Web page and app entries
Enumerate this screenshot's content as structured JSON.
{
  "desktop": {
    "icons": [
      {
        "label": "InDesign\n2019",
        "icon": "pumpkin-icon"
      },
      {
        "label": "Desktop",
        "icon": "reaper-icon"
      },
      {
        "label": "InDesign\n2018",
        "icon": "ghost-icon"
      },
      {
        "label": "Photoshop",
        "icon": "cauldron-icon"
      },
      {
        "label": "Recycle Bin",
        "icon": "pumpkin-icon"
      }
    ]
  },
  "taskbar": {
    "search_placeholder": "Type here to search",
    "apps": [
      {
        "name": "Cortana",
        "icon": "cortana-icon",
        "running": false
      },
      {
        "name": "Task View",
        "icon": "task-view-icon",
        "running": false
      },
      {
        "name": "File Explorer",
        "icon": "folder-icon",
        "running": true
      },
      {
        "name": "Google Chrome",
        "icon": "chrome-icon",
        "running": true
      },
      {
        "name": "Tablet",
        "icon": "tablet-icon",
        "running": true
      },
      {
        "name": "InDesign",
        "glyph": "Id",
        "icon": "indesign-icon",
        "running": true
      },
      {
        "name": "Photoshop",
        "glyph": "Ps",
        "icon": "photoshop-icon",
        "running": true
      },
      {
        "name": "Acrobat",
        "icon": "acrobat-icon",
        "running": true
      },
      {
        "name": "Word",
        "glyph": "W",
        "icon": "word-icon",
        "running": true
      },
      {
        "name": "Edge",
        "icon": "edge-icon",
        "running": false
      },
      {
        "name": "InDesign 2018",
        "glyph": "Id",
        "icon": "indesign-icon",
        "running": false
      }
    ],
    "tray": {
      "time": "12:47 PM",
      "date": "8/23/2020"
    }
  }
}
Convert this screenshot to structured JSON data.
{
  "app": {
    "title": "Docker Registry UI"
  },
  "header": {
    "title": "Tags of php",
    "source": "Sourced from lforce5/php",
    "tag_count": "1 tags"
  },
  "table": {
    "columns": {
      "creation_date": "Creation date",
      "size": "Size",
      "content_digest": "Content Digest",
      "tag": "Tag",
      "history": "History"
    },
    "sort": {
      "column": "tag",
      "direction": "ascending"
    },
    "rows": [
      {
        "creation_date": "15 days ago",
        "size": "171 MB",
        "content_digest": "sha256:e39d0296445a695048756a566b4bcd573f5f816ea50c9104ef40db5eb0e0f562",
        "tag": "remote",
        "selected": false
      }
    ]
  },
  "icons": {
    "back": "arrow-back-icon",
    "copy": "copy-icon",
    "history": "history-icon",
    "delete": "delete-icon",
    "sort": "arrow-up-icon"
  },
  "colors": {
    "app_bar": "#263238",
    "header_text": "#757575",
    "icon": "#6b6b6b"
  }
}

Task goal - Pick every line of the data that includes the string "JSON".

Expected answer -
Enumerate this screenshot's content as structured JSON.
Convert this screenshot to structured JSON data.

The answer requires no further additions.